it takes such wisdom as its own finite perception can attain,
and measuring infinity by that petty scale,
concludes that what it cannot understand must be impossible.
Unbelief is the result of incapacity engaged in argument.”

De Trinitate, III.24, cited in Douglas Kelly, Systematic Theology, vol. 1, p. 19.

Each word in this quote is so deliberate.

For Those Who Doubt Their Salvation Because They Struggle with Doubt

1 Dec

I recently listened to this podcast by the White Horse Inn guys (e.g., Michael Horton, Kim Riddlebarger, Ken Jones, and Ron Rosenbladt).

Many Christians, though we say and may sincerely believe that we are saved by grace apart from our works, we oftentimes – whether we’re aware of it or not – make faith itself into a work that merits salvation.

For example, so often – perhaps from the upbringing that we have had – we are tempted (and too often give into that temptation) to look inside ourselves and see if we have “enough faith,” or whether or not we “trust God enough.”

Thus, if we look inside ourselves and feel that we have enough faith, we believe that “God loves me.” But when we look inside and see that we don’t have enough faith – or that we don’t trust God enough, then we believe that “God must not love and accept me anymore.”

I am starting to become convinced that this is why so many genuine believers struggle with their doubts. That is to say, those who have placed their trust in Jesus, but were taught to constantly base their relationship with God by looking inside themselves to see if they had “enough faith,” are all but crushed under the weight of condemnation when – for whatever reason, in the providence of God – they begin to doubt.

Here’s what the WHI guys had to say on the issue (note: I edited it a bit in order to make it more readable):

This is what many evangelicals believe: “The soul makes a free will decision and accepts Christ. Then, God seeing the presence of faith in the heart, He reckons that faith as though that were righteousness.”

The problem with this understanding is it completely removes Jesus Christ from the equation. Jesus is missing. Rather, what justifies us is not faith; what justifies us are the merits of Christ.
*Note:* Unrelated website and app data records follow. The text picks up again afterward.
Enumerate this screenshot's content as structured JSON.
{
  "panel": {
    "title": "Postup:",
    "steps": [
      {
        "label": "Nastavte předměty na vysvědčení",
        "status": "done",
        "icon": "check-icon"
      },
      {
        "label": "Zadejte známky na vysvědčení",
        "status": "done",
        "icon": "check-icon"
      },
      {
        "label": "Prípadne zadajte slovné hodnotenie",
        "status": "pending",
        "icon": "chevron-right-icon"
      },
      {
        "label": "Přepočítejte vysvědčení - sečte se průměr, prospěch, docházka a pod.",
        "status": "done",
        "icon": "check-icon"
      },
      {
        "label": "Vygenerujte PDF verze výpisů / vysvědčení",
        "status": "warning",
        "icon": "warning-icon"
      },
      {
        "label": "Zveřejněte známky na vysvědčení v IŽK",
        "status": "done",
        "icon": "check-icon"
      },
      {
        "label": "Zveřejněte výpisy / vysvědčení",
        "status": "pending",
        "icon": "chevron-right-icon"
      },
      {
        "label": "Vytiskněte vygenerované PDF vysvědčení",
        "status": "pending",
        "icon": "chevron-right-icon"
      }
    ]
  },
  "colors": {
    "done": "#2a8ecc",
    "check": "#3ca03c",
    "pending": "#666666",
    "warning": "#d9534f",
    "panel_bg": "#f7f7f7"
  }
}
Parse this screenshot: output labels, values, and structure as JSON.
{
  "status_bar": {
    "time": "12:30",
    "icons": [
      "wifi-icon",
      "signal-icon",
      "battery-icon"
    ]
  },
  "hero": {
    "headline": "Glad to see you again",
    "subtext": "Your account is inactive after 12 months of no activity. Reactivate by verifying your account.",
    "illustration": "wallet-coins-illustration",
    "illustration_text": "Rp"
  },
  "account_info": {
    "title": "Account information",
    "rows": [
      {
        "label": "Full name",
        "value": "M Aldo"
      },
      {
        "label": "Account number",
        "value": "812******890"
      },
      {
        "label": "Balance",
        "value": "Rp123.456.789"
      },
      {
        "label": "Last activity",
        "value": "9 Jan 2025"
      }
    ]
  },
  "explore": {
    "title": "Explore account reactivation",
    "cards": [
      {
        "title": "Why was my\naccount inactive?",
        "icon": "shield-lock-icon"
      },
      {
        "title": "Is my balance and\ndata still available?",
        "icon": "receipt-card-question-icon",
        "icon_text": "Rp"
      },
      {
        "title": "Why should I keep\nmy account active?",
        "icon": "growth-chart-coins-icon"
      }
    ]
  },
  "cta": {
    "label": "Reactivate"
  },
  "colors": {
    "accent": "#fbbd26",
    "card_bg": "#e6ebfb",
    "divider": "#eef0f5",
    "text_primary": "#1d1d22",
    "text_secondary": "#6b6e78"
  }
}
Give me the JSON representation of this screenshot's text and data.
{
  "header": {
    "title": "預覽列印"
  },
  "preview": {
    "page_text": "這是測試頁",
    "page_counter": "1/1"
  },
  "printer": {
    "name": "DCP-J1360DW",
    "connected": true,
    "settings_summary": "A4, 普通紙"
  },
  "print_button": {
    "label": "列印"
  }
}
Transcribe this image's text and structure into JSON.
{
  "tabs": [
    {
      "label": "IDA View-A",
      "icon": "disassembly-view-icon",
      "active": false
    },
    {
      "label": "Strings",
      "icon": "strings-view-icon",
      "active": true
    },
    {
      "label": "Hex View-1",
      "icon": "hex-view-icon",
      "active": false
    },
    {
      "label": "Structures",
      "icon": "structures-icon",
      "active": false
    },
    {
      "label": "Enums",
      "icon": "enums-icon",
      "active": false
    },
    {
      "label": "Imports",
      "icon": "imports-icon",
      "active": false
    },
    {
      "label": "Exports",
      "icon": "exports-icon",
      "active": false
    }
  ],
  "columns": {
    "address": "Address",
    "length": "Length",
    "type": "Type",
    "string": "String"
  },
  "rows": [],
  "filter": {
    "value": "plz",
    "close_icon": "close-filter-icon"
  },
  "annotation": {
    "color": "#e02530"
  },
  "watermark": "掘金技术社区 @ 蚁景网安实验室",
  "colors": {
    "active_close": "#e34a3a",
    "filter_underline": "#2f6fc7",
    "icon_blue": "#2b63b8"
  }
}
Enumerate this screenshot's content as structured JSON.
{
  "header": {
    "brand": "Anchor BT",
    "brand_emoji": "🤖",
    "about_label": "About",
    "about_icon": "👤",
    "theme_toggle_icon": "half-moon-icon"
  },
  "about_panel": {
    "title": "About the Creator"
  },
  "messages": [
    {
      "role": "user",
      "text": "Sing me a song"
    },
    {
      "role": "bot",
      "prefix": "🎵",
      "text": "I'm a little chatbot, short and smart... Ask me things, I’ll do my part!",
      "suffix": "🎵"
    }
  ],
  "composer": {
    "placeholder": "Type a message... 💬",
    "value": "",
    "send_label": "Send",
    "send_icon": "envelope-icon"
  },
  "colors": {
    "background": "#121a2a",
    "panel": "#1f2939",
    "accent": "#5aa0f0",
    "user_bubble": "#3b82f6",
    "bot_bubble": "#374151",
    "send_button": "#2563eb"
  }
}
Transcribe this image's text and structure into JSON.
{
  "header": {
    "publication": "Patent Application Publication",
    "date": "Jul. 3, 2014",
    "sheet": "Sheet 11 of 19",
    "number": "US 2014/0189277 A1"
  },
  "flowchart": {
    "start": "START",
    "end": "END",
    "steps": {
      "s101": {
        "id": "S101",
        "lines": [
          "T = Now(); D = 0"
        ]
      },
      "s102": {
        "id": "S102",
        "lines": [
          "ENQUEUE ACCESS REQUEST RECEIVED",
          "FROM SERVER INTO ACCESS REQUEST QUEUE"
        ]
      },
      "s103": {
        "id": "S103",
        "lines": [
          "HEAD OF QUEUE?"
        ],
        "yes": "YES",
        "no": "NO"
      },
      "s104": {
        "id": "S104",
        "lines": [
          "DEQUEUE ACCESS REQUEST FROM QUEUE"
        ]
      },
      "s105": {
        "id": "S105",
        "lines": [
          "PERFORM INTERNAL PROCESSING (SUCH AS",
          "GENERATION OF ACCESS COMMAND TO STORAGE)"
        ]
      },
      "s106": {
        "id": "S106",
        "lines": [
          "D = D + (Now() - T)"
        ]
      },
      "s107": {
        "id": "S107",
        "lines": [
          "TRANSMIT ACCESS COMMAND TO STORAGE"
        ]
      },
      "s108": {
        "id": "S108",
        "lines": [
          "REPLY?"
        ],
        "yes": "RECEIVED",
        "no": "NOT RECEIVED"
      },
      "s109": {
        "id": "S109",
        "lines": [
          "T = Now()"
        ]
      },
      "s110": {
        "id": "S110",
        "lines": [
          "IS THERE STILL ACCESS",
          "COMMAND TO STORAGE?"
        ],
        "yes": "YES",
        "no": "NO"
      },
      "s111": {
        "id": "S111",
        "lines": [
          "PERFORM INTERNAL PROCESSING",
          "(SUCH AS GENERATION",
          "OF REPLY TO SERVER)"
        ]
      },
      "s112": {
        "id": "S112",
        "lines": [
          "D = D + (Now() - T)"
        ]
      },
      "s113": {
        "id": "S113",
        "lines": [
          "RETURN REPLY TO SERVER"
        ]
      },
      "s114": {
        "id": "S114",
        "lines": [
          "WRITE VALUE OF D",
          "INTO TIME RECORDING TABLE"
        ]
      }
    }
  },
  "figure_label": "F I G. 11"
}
And we receive those merits of Christ through faith.

And so the question is: “Am I saved because of my conscious awareness that I have faith in my heart?” Or, “Am I saved by Jesus Christ who will save me even if my faith be the size of a mustard seed?”

This is a world of difference. Here, you have the difference between trusting in yourself – whether it’s works or faith – versus trusting in Christ through faith.

Here’s how Tim Keller puts it in The Reason for God:

The faith that changes the life and connects to God is best conveyed by the word “trust.” Imagine you are on a high cliff and you lose your footing and begin to fall. Just beside you as you fall is a branch sticking out of the very edge of the cliff. It is your only hope and it is more than strong enough to support your weight. How can it save you? If your mind is filled with intellectual certainty that the branch can support you, but don’t actually read out and grab it, you are lost. If your mind is instead filled with doubts and uncertainty that the branch can hold you, but you reach out and grab it anyway, you will be saved. Why? It is not the strength of your faith but the object of your faith that actually saves you. Strong faith in a weak branch is fatally inferior to weak faith in a strong branch (pp. 244-245).

To those who, like me, are tempted to look inward and evaluate our relationship with God on the basis of whether or not we have “enough faith,” please realize that this is an exercise in futility, for how much faith do we need to muster up in order to have “enough faith”? At what point do we say, “Okay, that’s enough faith”?

No – rather, look outward, even in spite of your doubts and seemingly absent faith, and trust the One who says to you:

31 “Simon, Simon, look out! Satan has asked to sift you like wheat. 32 But I have prayed for you that your faith may not fail. And you, when you have turned back, strengthen your brothers.” (Luke 22:31-32)